## YOUR OBJECTIVE:
For the word "minutes", search the records and show each line in which it occurs.

## DATA IN THIS EXERCISE:
# # # # # # #

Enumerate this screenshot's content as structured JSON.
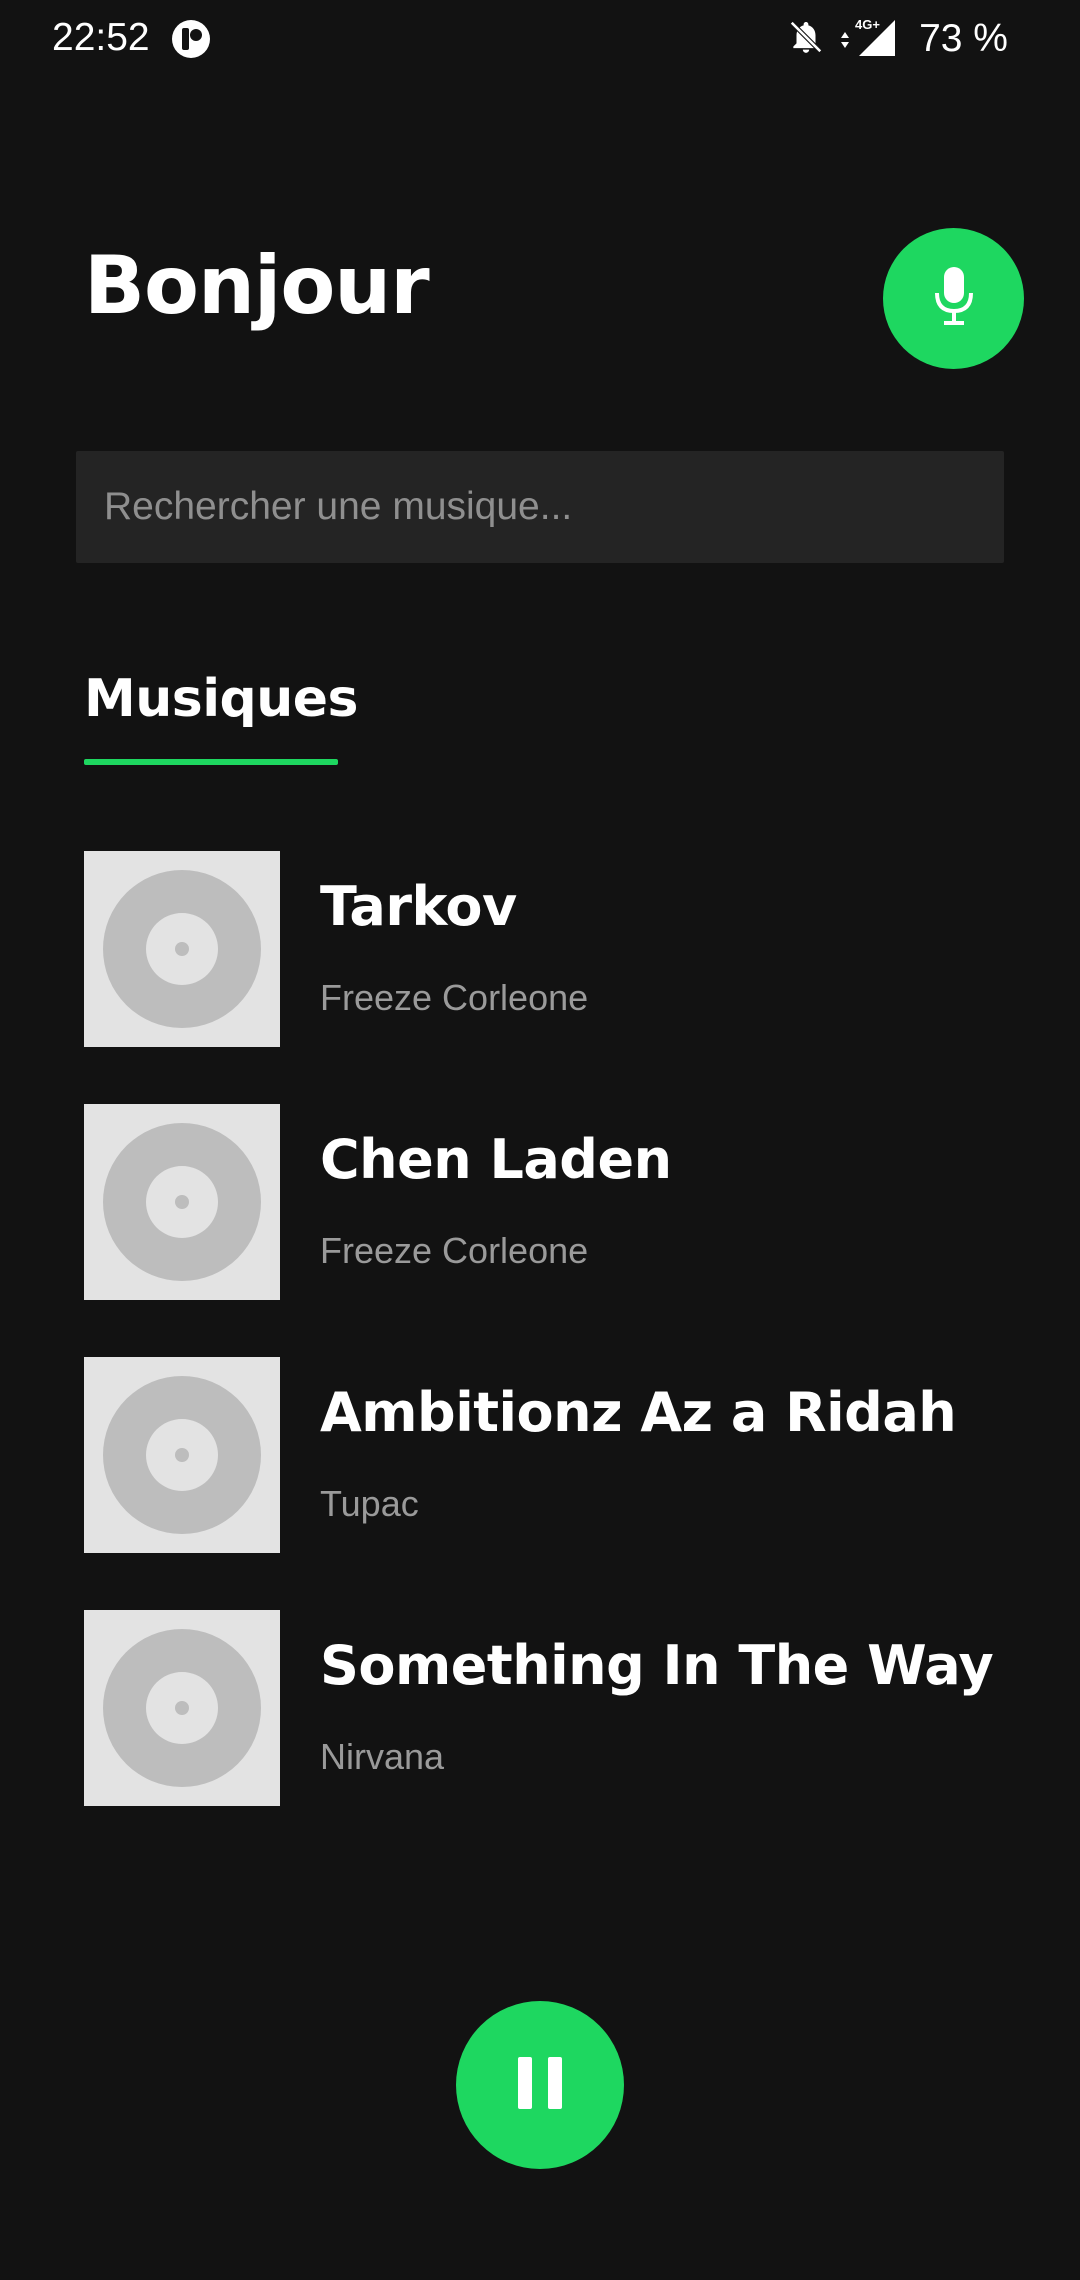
{
  "status_bar": {
    "time": "22:52",
    "battery": "73 %",
    "network": "4G+"
  },
  "header": {
    "greeting": "Bonjour",
    "mic_icon": "microphone-icon"
  },
  "search": {
    "placeholder": "Rechercher une musique...",
    "value": ""
  },
  "section": {
    "title": "Musiques"
  },
  "songs": [
    {
      "title": "Tarkov",
      "artist": "Freeze Corleone"
    },
    {
      "title": "Chen Laden",
      "artist": "Freeze Corleone"
    },
    {
      "title": "Ambitionz Az a Ridah",
      "artist": "Tupac"
    },
    {
      "title": "Something In The Way",
      "artist": "Nirvana"
    }
  ],
  "player": {
    "state_icon": "pause-icon"
  },
  "colors": {
    "background": "#121212",
    "accent": "#1ed760",
    "search_background": "#242424",
    "secondary_text": "#9a9a9a",
    "album_placeholder": "#e3e3e3"
  }
}
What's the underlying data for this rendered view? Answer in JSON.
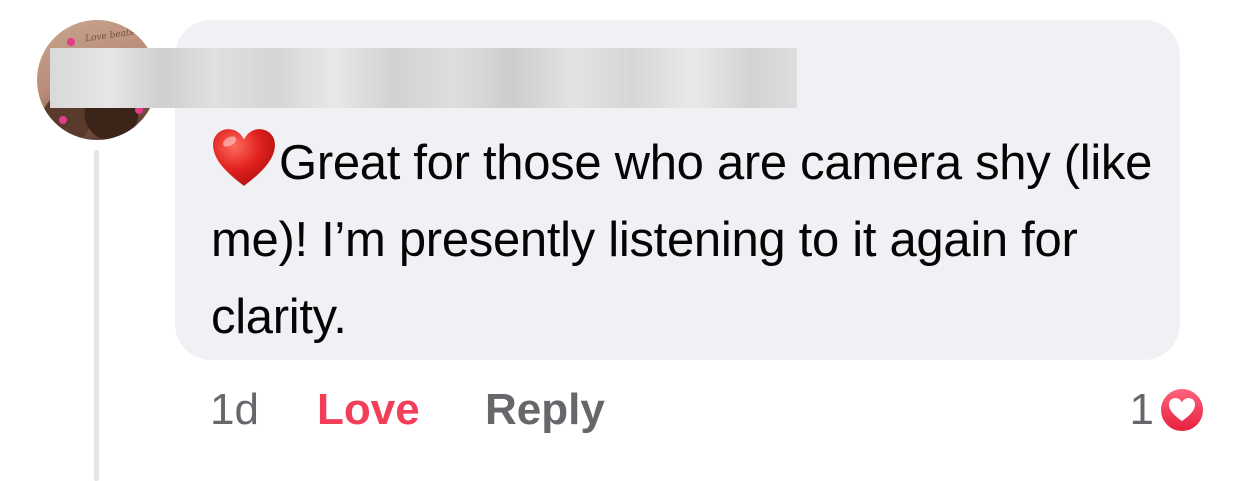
{
  "comment": {
    "author_name": "",
    "text": "Great for those who are camera shy (like me)! I’m presently listening to it again for clarity.",
    "leading_emoji": "red-heart-emoji"
  },
  "actions": {
    "timestamp": "1d",
    "love_label": "Love",
    "reply_label": "Reply"
  },
  "reactions": {
    "count": "1",
    "icon": "love-reaction-icon",
    "icon_color": "#f33e58"
  },
  "colors": {
    "bubble": "#f0f1f4",
    "text": "#050505",
    "muted": "#65676b",
    "love": "#f33e58"
  }
}
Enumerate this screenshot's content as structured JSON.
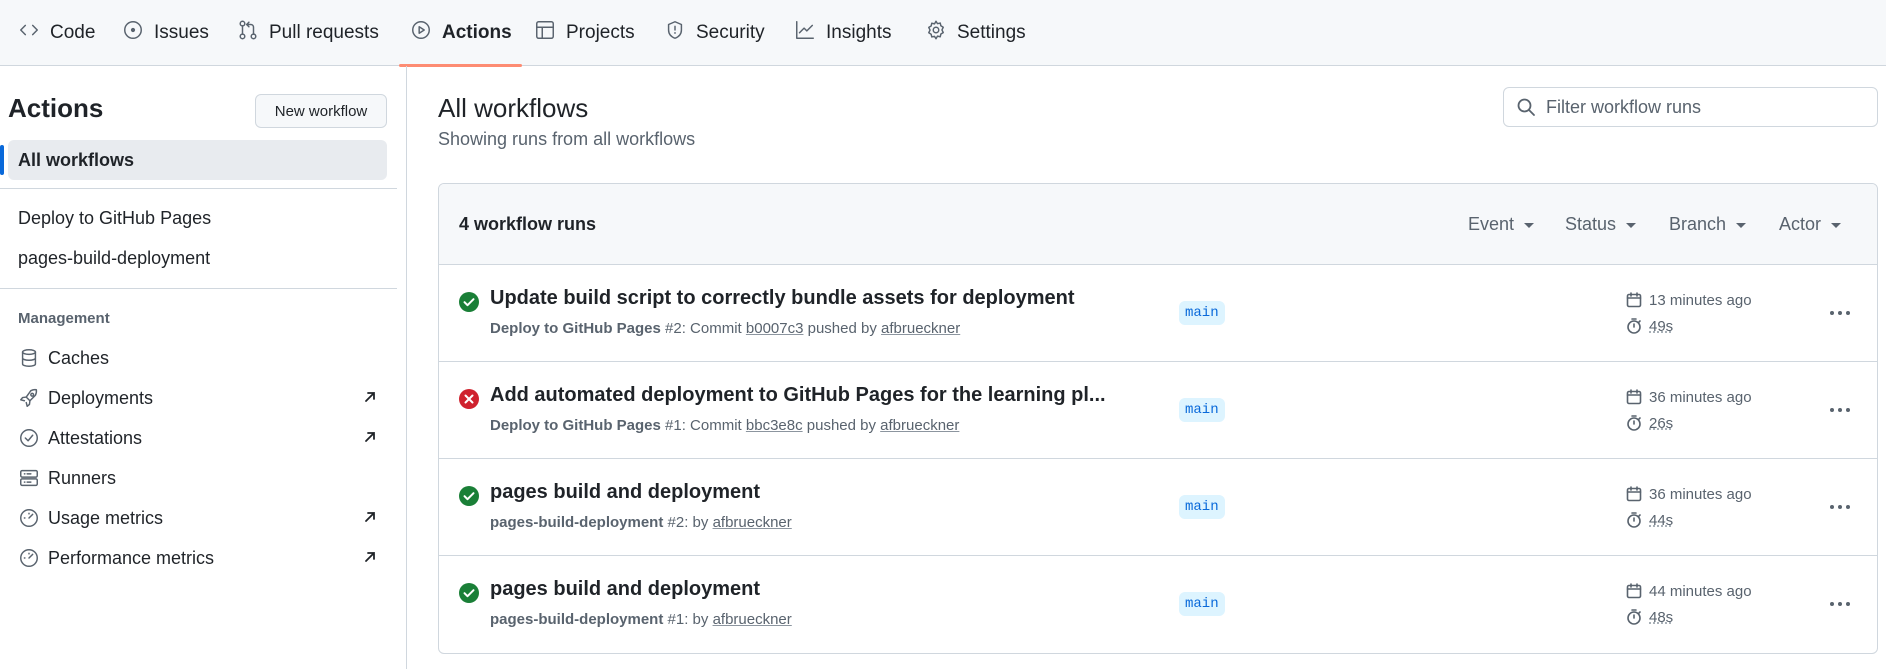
{
  "nav": {
    "tabs": [
      {
        "label": "Code",
        "icon": "code-icon"
      },
      {
        "label": "Issues",
        "icon": "issue-icon"
      },
      {
        "label": "Pull requests",
        "icon": "pull-request-icon"
      },
      {
        "label": "Actions",
        "icon": "play-icon",
        "active": true
      },
      {
        "label": "Projects",
        "icon": "table-icon"
      },
      {
        "label": "Security",
        "icon": "shield-icon"
      },
      {
        "label": "Insights",
        "icon": "graph-icon"
      },
      {
        "label": "Settings",
        "icon": "gear-icon"
      }
    ]
  },
  "sidebar": {
    "title": "Actions",
    "new_workflow_label": "New workflow",
    "all_workflows_label": "All workflows",
    "workflows": [
      "Deploy to GitHub Pages",
      "pages-build-deployment"
    ],
    "management_title": "Management",
    "management_items": [
      {
        "label": "Caches",
        "icon": "database-icon",
        "external": false
      },
      {
        "label": "Deployments",
        "icon": "rocket-icon",
        "external": true
      },
      {
        "label": "Attestations",
        "icon": "verified-icon",
        "external": true
      },
      {
        "label": "Runners",
        "icon": "server-icon",
        "external": false
      },
      {
        "label": "Usage metrics",
        "icon": "meter-icon",
        "external": true
      },
      {
        "label": "Performance metrics",
        "icon": "meter-icon",
        "external": true
      }
    ]
  },
  "main": {
    "title": "All workflows",
    "subtitle": "Showing runs from all workflows",
    "filter_placeholder": "Filter workflow runs",
    "runs_count": "4 workflow runs",
    "filters": [
      "Event",
      "Status",
      "Branch",
      "Actor"
    ],
    "runs": [
      {
        "status": "success",
        "title": "Update build script to correctly bundle assets for deployment",
        "workflow": "Deploy to GitHub Pages",
        "number": "#2",
        "commit_prefix": ": Commit ",
        "commit": "b0007c3",
        "pushed_by": " pushed by ",
        "actor": "afbrueckner",
        "branch": "main",
        "when": "13 minutes ago",
        "duration": "49s"
      },
      {
        "status": "failure",
        "title": "Add automated deployment to GitHub Pages for the learning pl...",
        "workflow": "Deploy to GitHub Pages",
        "number": "#1",
        "commit_prefix": ": Commit ",
        "commit": "bbc3e8c",
        "pushed_by": " pushed by ",
        "actor": "afbrueckner",
        "branch": "main",
        "when": "36 minutes ago",
        "duration": "26s"
      },
      {
        "status": "success",
        "title": "pages build and deployment",
        "workflow": "pages-build-deployment",
        "number": "#2",
        "by": ": by ",
        "actor": "afbrueckner",
        "branch": "main",
        "when": "36 minutes ago",
        "duration": "44s"
      },
      {
        "status": "success",
        "title": "pages build and deployment",
        "workflow": "pages-build-deployment",
        "number": "#1",
        "by": ": by ",
        "actor": "afbrueckner",
        "branch": "main",
        "when": "44 minutes ago",
        "duration": "48s"
      }
    ]
  },
  "colors": {
    "success": "#1a7f37",
    "failure": "#cf222e",
    "accent": "#0969da",
    "active_tab_underline": "#fd8c73"
  }
}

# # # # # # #

## WRITTEN SOLUTION:
        "when": "13 minutes ago",
        "when": "36 minutes ago",
        "when": "36 minutes ago",
        "when": "44 minutes ago",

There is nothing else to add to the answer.